### WHAT IS REQUIRED
Repeat the whole listing word for word, skipping pictures.
- Opening Delimiter -
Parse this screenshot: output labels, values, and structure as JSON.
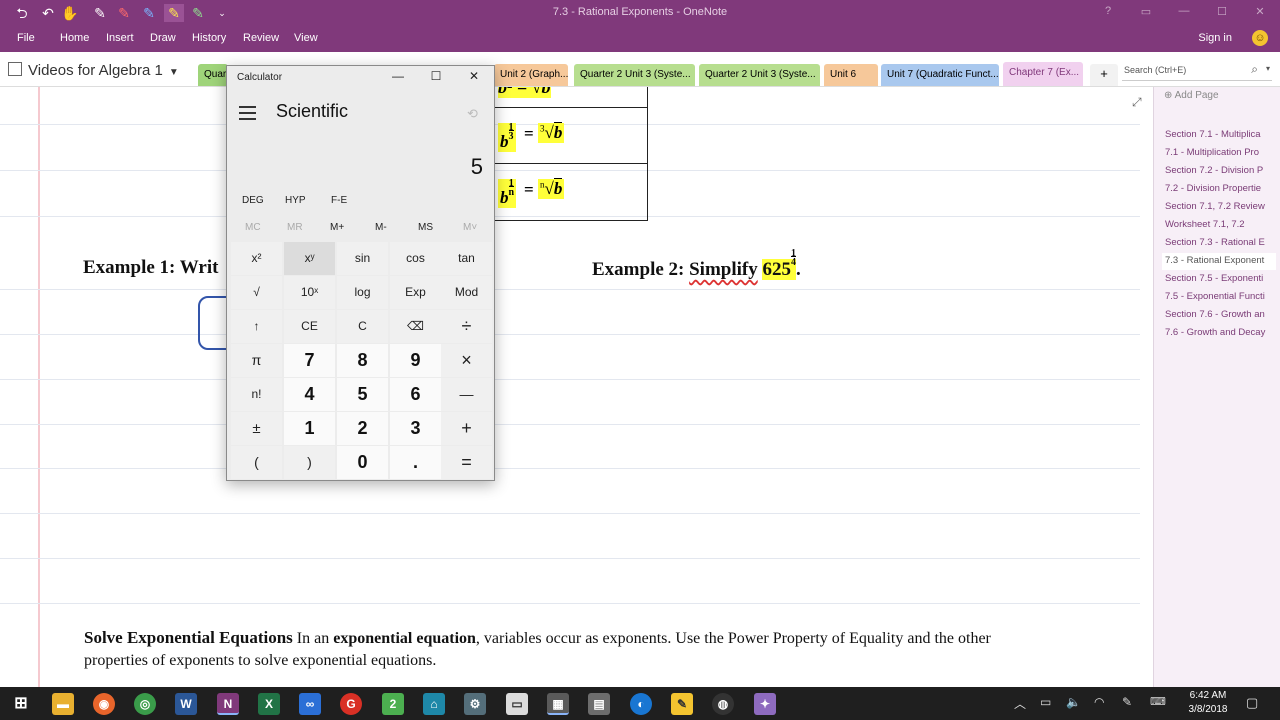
{
  "onenote": {
    "window_title": "7.3 - Rational Exponents - OneNote",
    "menu": [
      "File",
      "Home",
      "Insert",
      "Draw",
      "History",
      "Review",
      "View"
    ],
    "sign_in": "Sign in",
    "notebook_name": "Videos for Algebra 1",
    "section_tabs": [
      {
        "label": "Quart",
        "color": "#9fd47a"
      },
      {
        "label": "Unit 2 (Graph...",
        "color": "#f6c89a"
      },
      {
        "label": "Quarter 2 Unit 3 (Syste...",
        "color": "#b7de8f"
      },
      {
        "label": "Quarter 2 Unit 3 (Syste...",
        "color": "#b7de8f"
      },
      {
        "label": "Unit 6",
        "color": "#f6c89a"
      },
      {
        "label": "Unit 7 (Quadratic Funct...",
        "color": "#a9c8ee"
      },
      {
        "label": "Chapter 7 (Ex...",
        "color": "#f1d1ef"
      }
    ],
    "add_tab": "+",
    "search_placeholder": "Search (Ctrl+E)",
    "add_page": "Add Page",
    "pages": [
      "Section 7.1 - Multiplica",
      "7.1 - Multiplication Pro",
      "Section 7.2 - Division P",
      "7.2 - Division Propertie",
      "Section 7.1, 7.2 Review",
      "Worksheet 7.1, 7.2",
      "Section 7.3 - Rational E",
      "7.3 - Rational Exponent",
      "Section 7.5 - Exponenti",
      "7.5 - Exponential Functi",
      "Section 7.6 - Growth an",
      "7.6 - Growth and Decay"
    ],
    "active_page_index": 7
  },
  "page": {
    "example1": "Example 1: Writ",
    "example2_prefix": "Example 2:",
    "example2_word": "Simplify",
    "example2_base": "625",
    "exp_num": "1",
    "exp_den": "4",
    "example2_period": ".",
    "table_rows": [
      {
        "base": "b",
        "num": "1",
        "den": "3",
        "eq": "=",
        "idx": "3",
        "rad": "b"
      },
      {
        "base": "b",
        "num": "1",
        "den": "n",
        "eq": "=",
        "idx": "n",
        "rad": "b"
      }
    ],
    "solve_heading": "Solve Exponential Equations",
    "solve_text_1": " In an ",
    "solve_bold": "exponential equation",
    "solve_text_2": ", variables occur as exponents. Use the Power Property of Equality and the other properties of exponents to solve exponential equations."
  },
  "calculator": {
    "title": "Calculator",
    "mode": "Scientific",
    "display": "5",
    "angle_row": [
      "DEG",
      "HYP",
      "F-E"
    ],
    "memory_row": [
      "MC",
      "MR",
      "M+",
      "M-",
      "MS",
      "M˅"
    ],
    "keys": [
      [
        "x²",
        "xʸ",
        "sin",
        "cos",
        "tan"
      ],
      [
        "√",
        "10ˣ",
        "log",
        "Exp",
        "Mod"
      ],
      [
        "↑",
        "CE",
        "C",
        "⌫",
        "÷"
      ],
      [
        "π",
        "7",
        "8",
        "9",
        "×"
      ],
      [
        "n!",
        "4",
        "5",
        "6",
        "—"
      ],
      [
        "±",
        "1",
        "2",
        "3",
        "+"
      ],
      [
        "(",
        ")",
        "0",
        ".",
        "="
      ]
    ]
  },
  "taskbar": {
    "time": "6:42 AM",
    "date": "3/8/2018"
  }
}
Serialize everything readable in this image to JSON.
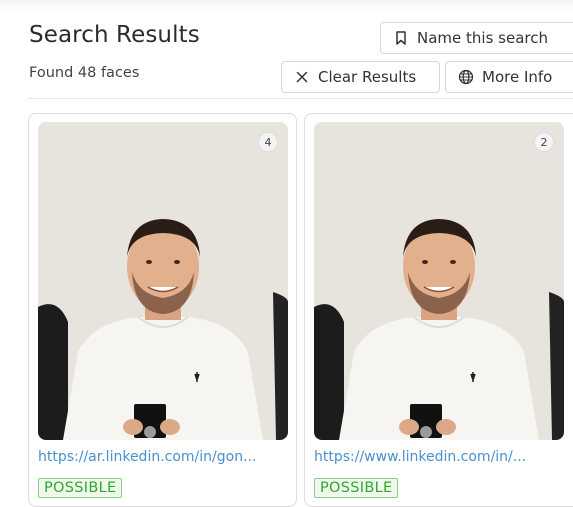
{
  "header": {
    "title": "Search Results",
    "subtitle": "Found 48 faces"
  },
  "toolbar": {
    "name_search_label": "Name this search",
    "name_search_icon": "bookmark-icon",
    "clear_label": "Clear Results",
    "clear_icon": "x-icon",
    "more_info_label": "More Info",
    "more_info_icon": "globe-icon"
  },
  "results": [
    {
      "badge": "4",
      "url": "https://ar.linkedin.com/in/gon...",
      "status": "POSSIBLE"
    },
    {
      "badge": "2",
      "url": "https://www.linkedin.com/in/...",
      "status": "POSSIBLE"
    }
  ],
  "colors": {
    "link": "#4a8fd0",
    "status_text": "#2ea82e",
    "status_bg": "#eef9ec",
    "status_border": "#86d18a"
  }
}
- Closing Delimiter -
### COMPLETED TASK
Parse this screenshot: output labels, values, and structure as JSON.
{
  "onenote": {
    "window_title": "7.3 - Rational Exponents - OneNote",
    "menu": [
      "File",
      "Home",
      "Insert",
      "Draw",
      "History",
      "Review",
      "View"
    ],
    "sign_in": "Sign in",
    "notebook_name": "Videos for Algebra 1",
    "section_tabs": [
      {
        "label": "Quart",
        "color": "#9fd47a"
      },
      {
        "label": "Unit 2 (Graph...",
        "color": "#f6c89a"
      },
      {
        "label": "Quarter 2 Unit 3 (Syste...",
        "color": "#b7de8f"
      },
      {
        "label": "Quarter 2 Unit 3 (Syste...",
        "color": "#b7de8f"
      },
      {
        "label": "Unit 6",
        "color": "#f6c89a"
      },
      {
        "label": "Unit 7 (Quadratic Funct...",
        "color": "#a9c8ee"
      },
      {
        "label": "Chapter 7 (Ex...",
        "color": "#f1d1ef"
      }
    ],
    "add_tab": "+",
    "search_placeholder": "Search (Ctrl+E)",
    "add_page": "Add Page",
    "pages": [
      "Section 7.1 - Multiplica",
      "7.1 - Multiplication Pro",
      "Section 7.2 - Division P",
      "7.2 - Division Propertie",
      "Section 7.1, 7.2 Review",
      "Worksheet 7.1, 7.2",
      "Section 7.3 - Rational E",
      "7.3 - Rational Exponent",
      "Section 7.5 - Exponenti",
      "7.5 - Exponential Functi",
      "Section 7.6 - Growth an",
      "7.6 - Growth and Decay"
    ],
    "active_page_index": 7
  },
  "page": {
    "example1": "Example 1: Writ",
    "example2_prefix": "Example 2:",
    "example2_word": "Simplify",
    "example2_base": "625",
    "exp_num": "1",
    "exp_den": "4",
    "example2_period": ".",
    "table_rows": [
      {
        "base": "b",
        "num": "1",
        "den": "3",
        "eq": "=",
        "idx": "3",
        "rad": "b"
      },
      {
        "base": "b",
        "num": "1",
        "den": "n",
        "eq": "=",
        "idx": "n",
        "rad": "b"
      }
    ],
    "solve_heading": "Solve Exponential Equations",
    "solve_text_1": " In an ",
    "solve_bold": "exponential equation",
    "solve_text_2": ", variables occur as exponents. Use the Power Property of Equality and the other properties of exponents to solve exponential equations."
  },
  "calculator": {
    "title": "Calculator",
    "mode": "Scientific",
    "display": "5",
    "angle_row": [
      "DEG",
      "HYP",
      "F-E"
    ],
    "memory_row": [
      "MC",
      "MR",
      "M+",
      "M-",
      "MS",
      "M˅"
    ],
    "keys": [
      [
        "x²",
        "xʸ",
        "sin",
        "cos",
        "tan"
      ],
      [
        "√",
        "10ˣ",
        "log",
        "Exp",
        "Mod"
      ],
      [
        "↑",
        "CE",
        "C",
        "⌫",
        "÷"
      ],
      [
        "π",
        "7",
        "8",
        "9",
        "×"
      ],
      [
        "n!",
        "4",
        "5",
        "6",
        "—"
      ],
      [
        "±",
        "1",
        "2",
        "3",
        "+"
      ],
      [
        "(",
        ")",
        "0",
        ".",
        "="
      ]
    ]
  },
  "taskbar": {
    "time": "6:42 AM",
    "date": "3/8/2018"
  }
}
Serialize everything readable in this image to JSON.
{
  "header": {
    "title": "Search Results",
    "subtitle": "Found 48 faces"
  },
  "toolbar": {
    "name_search_label": "Name this search",
    "name_search_icon": "bookmark-icon",
    "clear_label": "Clear Results",
    "clear_icon": "x-icon",
    "more_info_label": "More Info",
    "more_info_icon": "globe-icon"
  },
  "results": [
    {
      "badge": "4",
      "url": "https://ar.linkedin.com/in/gon...",
      "status": "POSSIBLE"
    },
    {
      "badge": "2",
      "url": "https://www.linkedin.com/in/...",
      "status": "POSSIBLE"
    }
  ],
  "colors": {
    "link": "#4a8fd0",
    "status_text": "#2ea82e",
    "status_bg": "#eef9ec",
    "status_border": "#86d18a"
  }
}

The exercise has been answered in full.